Why Do Scientists Think a Repository Will Work?
Data from the past
Studying the past to make models of the future — The Earth is old, about 4.6 billion years. Rocks above and below its surface can be dated to indicate when they were formed, whether tens of millions or hundreds of millions of years ago or even longer. Scientists study rocks to see how they were formed and to establish patterns in how erosion and other geologic processes have occurred. By examining the past geologic record and analyzing how rock formations have changed over many millennia, scientists can devise computer models to help them understand what might happen in the future.
They develop these models based on observations and measurements about faults and earthquakes, continually refining them with new information. Data obtained from earthquakes, for instance, help scientists understand the depth of a fault, how big and in what direction one moves, and how one might move in the future.
Comparable natural events — A natural nuclear reaction occurred two billion years ago, in Gabon, West Africa, when natural processes concentrated enough radioactive particles to cause an underground, nonexplosive nuclear chain reaction. This fission process, or splitting apart of atoms, occurred when uranium ore was transported by water into an underground area. Then, when conditions were just right, the atoms began to split and a chain reaction was underway. Since this event, long-lived waste from the nuclear reaction has moved, over time, less than three meters (10 feet) from the place where the reaction occurred.

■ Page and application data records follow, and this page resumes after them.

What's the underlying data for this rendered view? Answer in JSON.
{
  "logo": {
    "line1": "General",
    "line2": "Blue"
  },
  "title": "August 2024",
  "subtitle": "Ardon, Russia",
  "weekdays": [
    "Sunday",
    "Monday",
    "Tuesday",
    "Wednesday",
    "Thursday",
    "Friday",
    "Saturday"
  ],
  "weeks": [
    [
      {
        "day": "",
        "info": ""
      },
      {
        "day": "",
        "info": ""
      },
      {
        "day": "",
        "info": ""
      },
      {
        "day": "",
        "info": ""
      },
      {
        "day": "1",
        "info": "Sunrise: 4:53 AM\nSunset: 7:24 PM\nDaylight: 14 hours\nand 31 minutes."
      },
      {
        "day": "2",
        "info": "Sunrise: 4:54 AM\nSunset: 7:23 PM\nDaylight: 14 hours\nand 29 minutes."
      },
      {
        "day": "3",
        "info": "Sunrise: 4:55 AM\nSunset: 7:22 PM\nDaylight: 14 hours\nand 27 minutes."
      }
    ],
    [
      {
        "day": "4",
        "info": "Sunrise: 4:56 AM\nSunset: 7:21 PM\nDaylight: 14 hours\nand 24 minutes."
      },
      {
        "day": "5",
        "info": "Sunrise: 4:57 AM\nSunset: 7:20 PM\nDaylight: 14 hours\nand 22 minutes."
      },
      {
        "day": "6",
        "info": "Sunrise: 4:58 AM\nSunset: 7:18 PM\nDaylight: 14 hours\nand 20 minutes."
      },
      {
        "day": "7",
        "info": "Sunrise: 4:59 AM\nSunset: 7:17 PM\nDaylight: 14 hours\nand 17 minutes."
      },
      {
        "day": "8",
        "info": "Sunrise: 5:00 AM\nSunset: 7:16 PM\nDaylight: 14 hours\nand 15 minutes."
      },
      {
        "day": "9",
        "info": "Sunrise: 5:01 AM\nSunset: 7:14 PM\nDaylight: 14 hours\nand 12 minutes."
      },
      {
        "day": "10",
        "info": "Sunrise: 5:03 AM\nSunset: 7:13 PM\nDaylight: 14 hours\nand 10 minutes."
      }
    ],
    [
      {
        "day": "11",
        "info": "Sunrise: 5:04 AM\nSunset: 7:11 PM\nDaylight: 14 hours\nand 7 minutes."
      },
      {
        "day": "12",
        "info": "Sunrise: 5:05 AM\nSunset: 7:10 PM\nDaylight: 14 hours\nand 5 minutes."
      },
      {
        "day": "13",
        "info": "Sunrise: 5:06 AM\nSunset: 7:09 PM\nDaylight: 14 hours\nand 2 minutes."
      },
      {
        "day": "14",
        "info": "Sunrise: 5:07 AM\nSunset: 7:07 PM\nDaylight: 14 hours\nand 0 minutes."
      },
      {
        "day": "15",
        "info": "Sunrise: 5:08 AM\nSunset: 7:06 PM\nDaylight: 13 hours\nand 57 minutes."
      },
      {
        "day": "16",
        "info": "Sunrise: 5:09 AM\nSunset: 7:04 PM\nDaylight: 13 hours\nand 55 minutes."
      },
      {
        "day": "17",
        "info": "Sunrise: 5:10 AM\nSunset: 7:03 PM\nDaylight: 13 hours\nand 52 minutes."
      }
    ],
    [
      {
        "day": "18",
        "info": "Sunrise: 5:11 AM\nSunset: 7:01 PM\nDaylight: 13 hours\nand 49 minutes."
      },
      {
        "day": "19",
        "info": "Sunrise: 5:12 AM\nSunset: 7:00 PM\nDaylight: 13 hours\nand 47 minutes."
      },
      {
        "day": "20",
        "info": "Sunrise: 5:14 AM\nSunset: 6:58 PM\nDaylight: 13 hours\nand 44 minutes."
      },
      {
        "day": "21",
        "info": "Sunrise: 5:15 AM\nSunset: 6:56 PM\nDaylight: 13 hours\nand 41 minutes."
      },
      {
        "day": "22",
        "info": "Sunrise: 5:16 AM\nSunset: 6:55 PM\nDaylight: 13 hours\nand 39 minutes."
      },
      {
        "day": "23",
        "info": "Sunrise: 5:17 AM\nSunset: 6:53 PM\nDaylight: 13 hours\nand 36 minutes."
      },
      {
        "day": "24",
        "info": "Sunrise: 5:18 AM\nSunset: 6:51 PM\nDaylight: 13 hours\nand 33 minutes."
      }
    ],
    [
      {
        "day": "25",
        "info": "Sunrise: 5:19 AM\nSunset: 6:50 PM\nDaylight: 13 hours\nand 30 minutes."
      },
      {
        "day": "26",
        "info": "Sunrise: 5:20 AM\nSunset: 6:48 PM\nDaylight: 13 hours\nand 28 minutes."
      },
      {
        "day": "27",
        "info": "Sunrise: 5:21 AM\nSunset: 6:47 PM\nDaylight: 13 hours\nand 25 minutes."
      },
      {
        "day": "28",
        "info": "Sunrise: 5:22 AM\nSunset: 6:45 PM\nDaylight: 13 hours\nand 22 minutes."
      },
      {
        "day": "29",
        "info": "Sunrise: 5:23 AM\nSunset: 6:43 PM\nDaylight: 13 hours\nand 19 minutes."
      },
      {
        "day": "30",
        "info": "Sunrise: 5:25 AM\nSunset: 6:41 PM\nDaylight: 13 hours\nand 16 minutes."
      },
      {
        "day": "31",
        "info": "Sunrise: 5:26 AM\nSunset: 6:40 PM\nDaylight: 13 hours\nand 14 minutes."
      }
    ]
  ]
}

Scientists continue to examine the area to measure the movement of the radioactive material and understand how rock and soil acted to isolate the waste.1 Their findings are used as a natural analogue to support why they think an underground repository can safely isolate waste. An analogue is an alternative means of experimentation scientists use when they cannot duplicate an event in a laboratory because of limits on time and space.2
Because the bronze cannon sustained so little damage and has a copper content of 96% (bronze being an alloy of copper, tin and sometimes other elements), Swedish scientists have looked at copper as a container material for nuclear waste. They also are testing other materials such as ceramic and steel to develop a long-lasting nuclear waste container.

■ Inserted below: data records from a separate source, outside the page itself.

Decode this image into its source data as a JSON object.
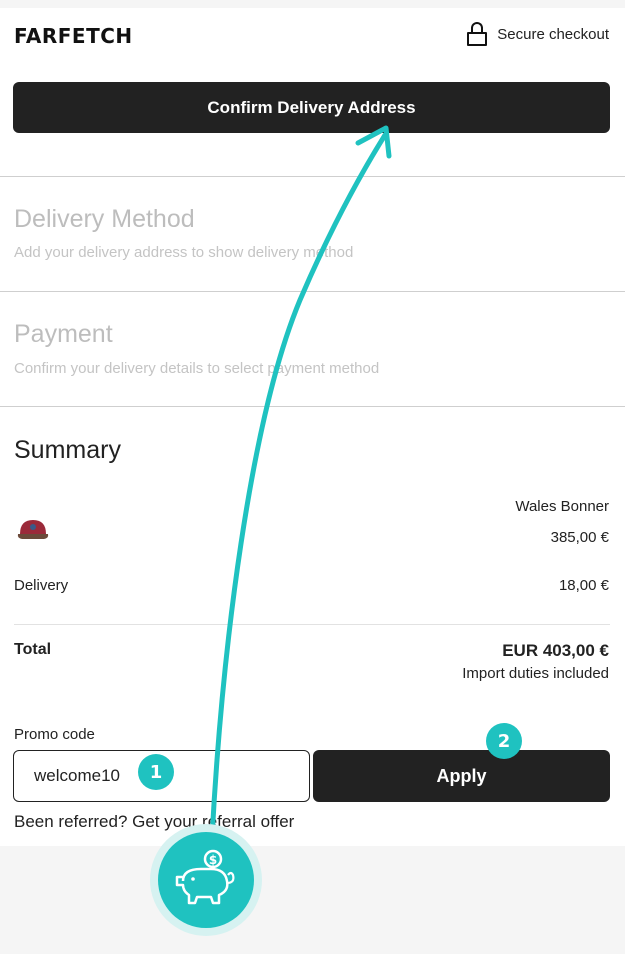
{
  "header": {
    "logo": "FARFETCH",
    "secure_label": "Secure checkout"
  },
  "confirm_button": "Confirm Delivery Address",
  "delivery_method": {
    "title": "Delivery Method",
    "subtitle": "Add your delivery address to show delivery method"
  },
  "payment": {
    "title": "Payment",
    "subtitle": "Confirm your delivery details to select payment method"
  },
  "summary": {
    "title": "Summary",
    "item": {
      "brand": "Wales Bonner",
      "price": "385,00 €"
    },
    "delivery_label": "Delivery",
    "delivery_value": "18,00 €",
    "total_label": "Total",
    "total_value": "EUR 403,00 €",
    "duties_note": "Import duties included"
  },
  "promo": {
    "label": "Promo code",
    "value": "welcome10",
    "apply_label": "Apply",
    "referral_text": "Been referred? Get your referral offer"
  },
  "annotations": {
    "step1": "1",
    "step2": "2",
    "accent_color": "#1fc2c0"
  }
}
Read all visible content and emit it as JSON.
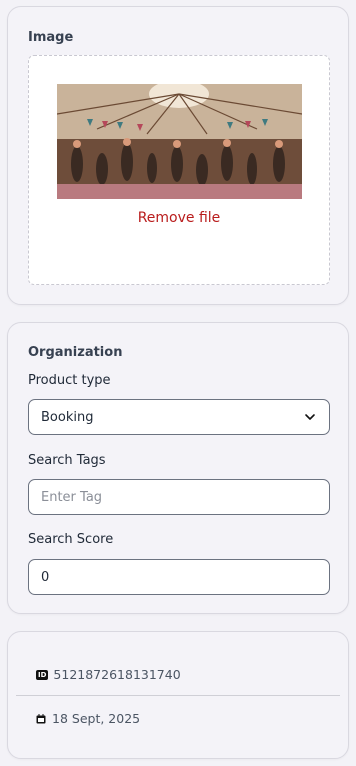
{
  "image_section": {
    "title": "Image",
    "remove_label": "Remove file"
  },
  "organization": {
    "title": "Organization",
    "product_type_label": "Product type",
    "product_type_value": "Booking",
    "search_tags_label": "Search Tags",
    "search_tags_placeholder": "Enter Tag",
    "search_score_label": "Search Score",
    "search_score_value": "0"
  },
  "meta": {
    "id_badge": "ID",
    "id_value": "5121872618131740",
    "date_value": "18 Sept, 2025"
  },
  "icons": {
    "chevron": "chevron-down-icon",
    "id": "id-badge-icon",
    "date": "calendar-icon"
  },
  "colors": {
    "remove_link": "#b91c1c",
    "background": "#f3f2f7"
  }
}
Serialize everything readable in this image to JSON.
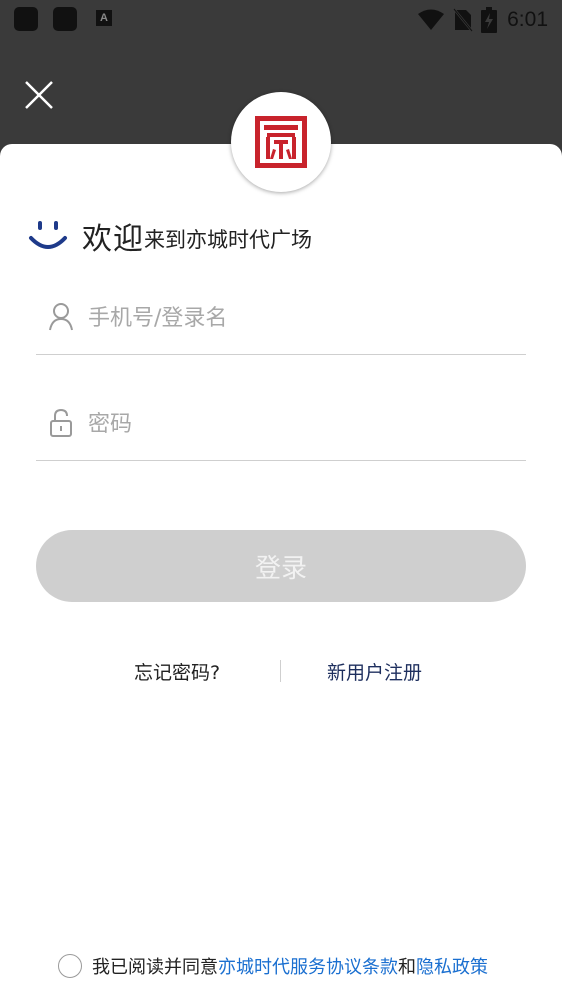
{
  "status_bar": {
    "time": "6:01",
    "left_icons": [
      "app-icon",
      "app-icon",
      "a-notification-icon"
    ],
    "right_icons": [
      "wifi-icon",
      "no-sim-icon",
      "battery-charging-icon"
    ]
  },
  "header": {
    "close_icon": "close-icon"
  },
  "welcome": {
    "big": "欢迎",
    "small": "来到亦城时代广场"
  },
  "login_form": {
    "phone_placeholder": "手机号/登录名",
    "password_placeholder": "密码",
    "login_label": "登录"
  },
  "links": {
    "forgot": "忘记密码?",
    "register": "新用户注册"
  },
  "agreement": {
    "prefix": "我已阅读并同意",
    "terms": "亦城时代服务协议条款",
    "and": "和",
    "privacy": "隐私政策"
  },
  "colors": {
    "top_bg": "#3a3a3a",
    "logo_red": "#c8232c",
    "smile_blue": "#1e3a8a",
    "link_blue": "#1a6fd0",
    "register_navy": "#1e2f5e",
    "button_disabled": "#cfcfcf"
  }
}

Data from the present
Finding a way to isolate nuclear waste safely has been the focus of much research for the past 40 years. For example, in the late 50s, as high-level nuclear waste accumulated from recycling or reprocessing nuclear materials, the National Academy of Sciences recommended disposing of the wastes deep underground in salt. As a result of this recommendation, in the early 1960s, salt formations in different geologic regions throughout the United States were studied for disposal sites.

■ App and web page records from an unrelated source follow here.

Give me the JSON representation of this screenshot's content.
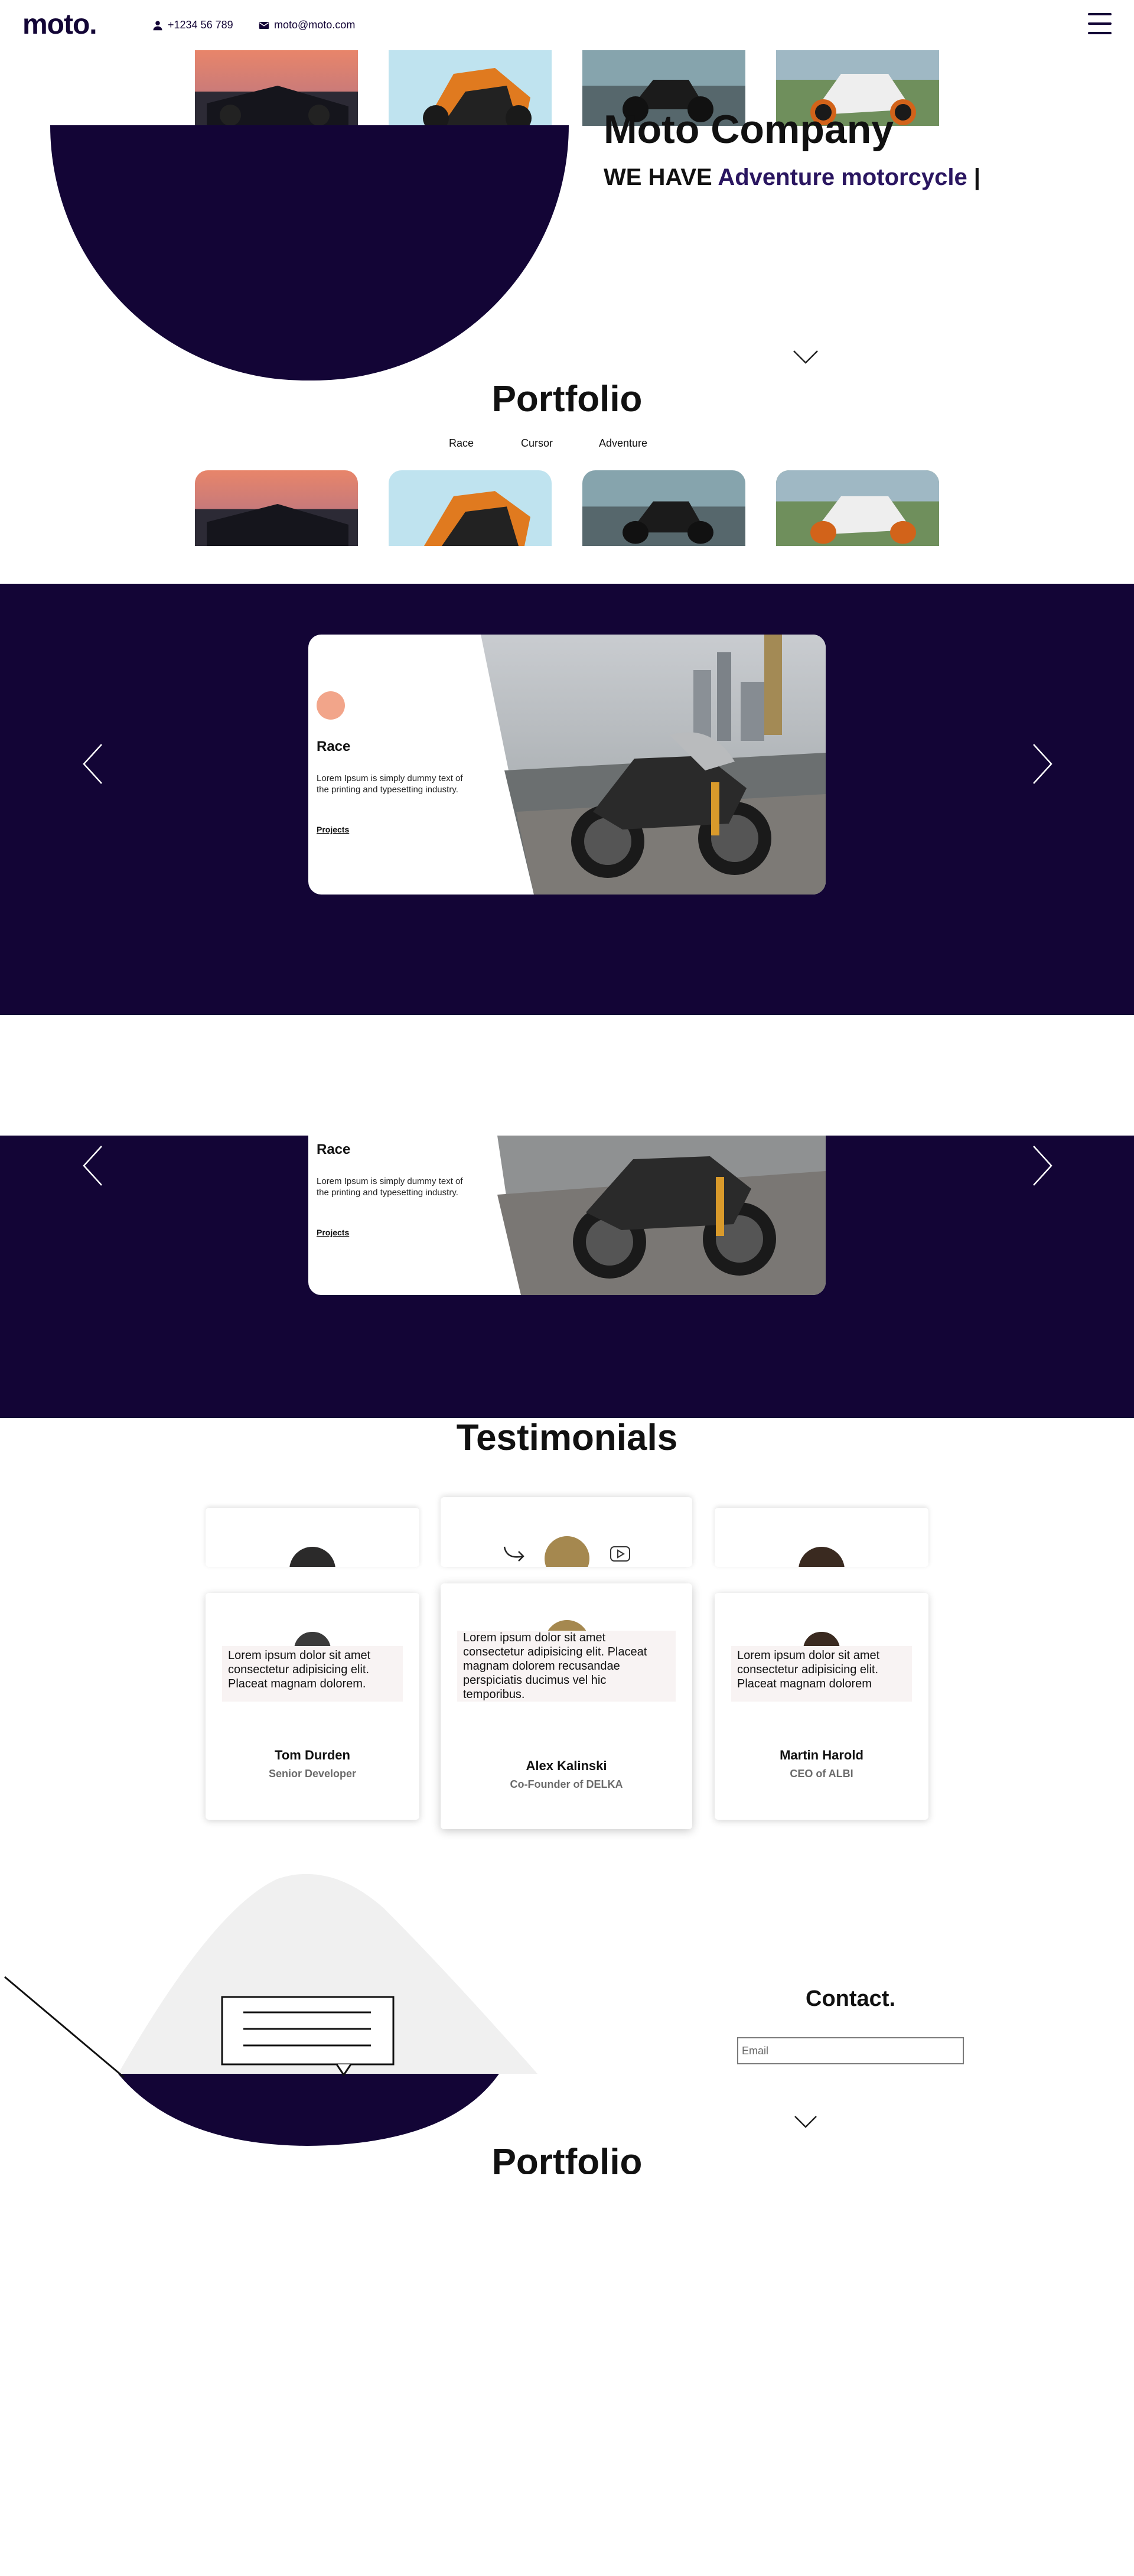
{
  "header": {
    "logo": "moto.",
    "phone": "+1234 56 789",
    "email": "moto@moto.com",
    "icons": [
      "person-icon",
      "mail-icon",
      "menu-icon"
    ]
  },
  "hero": {
    "title": "Moto Company",
    "subtitle_prefix": "WE HAVE ",
    "subtitle_accent": "Adventure motorcycle",
    "subtitle_cursor": " |"
  },
  "portfolio": {
    "title": "Portfolio",
    "filters": [
      "Race",
      "Cursor",
      "Adventure"
    ]
  },
  "slider_top": {
    "card_title": "Race",
    "card_text": "Lorem Ipsum is simply dummy text of the printing and typesetting industry.",
    "card_link": "Projects"
  },
  "slider_bottom": {
    "card_title": "Race",
    "card_text": "Lorem Ipsum is simply dummy text of the printing and typesetting industry.",
    "card_link": "Projects"
  },
  "testimonials": {
    "title": "Testimonials",
    "cards": [
      {
        "quote": "Lorem ipsum dolor sit amet consectetur adipisicing elit. Placeat magnam dolorem.",
        "name": "Tom Durden",
        "role": "Senior Developer"
      },
      {
        "quote": "Lorem ipsum dolor sit amet consectetur adipisicing elit. Placeat magnam dolorem recusandae perspiciatis ducimus vel hic temporibus.",
        "name": "Alex Kalinski",
        "role": "Co-Founder of DELKA"
      },
      {
        "quote": "Lorem ipsum dolor sit amet consectetur adipisicing elit. Placeat magnam dolorem",
        "name": "Martin Harold",
        "role": "CEO of ALBI"
      }
    ]
  },
  "contact": {
    "title": "Contact.",
    "email_placeholder": "Email"
  },
  "footer_peek": {
    "title": "Portfolio"
  },
  "colors": {
    "navy": "#130536",
    "accent_purple": "#2a1660",
    "peach": "#f2a58a",
    "light_gray": "#f0f0f0"
  }
}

In later decades the federal government continued its research into geologic disposal by examining other rock types, such as granite and basalt, for disposal of nuclear waste. In the early 1980s, the Climax Spent Fuel Test was conducted on the Nevada Test Site to show that the technology already exists to transport, store and retrieve nuclear waste safely.
Through the years scientists also have looked at a number of other options for disposing of nuclear waste. But these methods have not been pursued further because some were environmentally unsound, politically infeasible, or socially unacceptable. The following are among several explored.
Burial in the ocean floor — This approach would place waste in durable canisters and then place the canisters in clay sediments on the ocean floor. Current international and legal factors about the deep ocean basins make this approach unacceptable.
Sending waste into outer space — This approach entails shipping nuclear waste packages by space shuttle to be placed on the moon, or launching waste packages into the sun. Public safety and concern over shuttle launches, the number of launches that would be required, and the costs involved in shipping nullify this approach.
Burial in polar ice caps — This approach would place waste within polar ice caps so that great masses of ice could enclose and isolate the radioactive material. Scientists decided not to pursue this approach further because of too many uncertainties and questions about the disposal process itself, extremely adverse weather conditions to contend with, and uncertainty about how to retrieve the waste from the thick masses of ice.
A majority of countries using nuclear power as an energy source are pursuing the underground repository option to dispose of high-level nuclear waste. In our own country we have decades of research conducted on a variety of rock formations, and have conducted tests on the technology needed to operate a repository. Many scientists believe that a geologic repository is not only technically feasible, but that it is also an environmentally sound approach to disposing of high-level nuclear waste.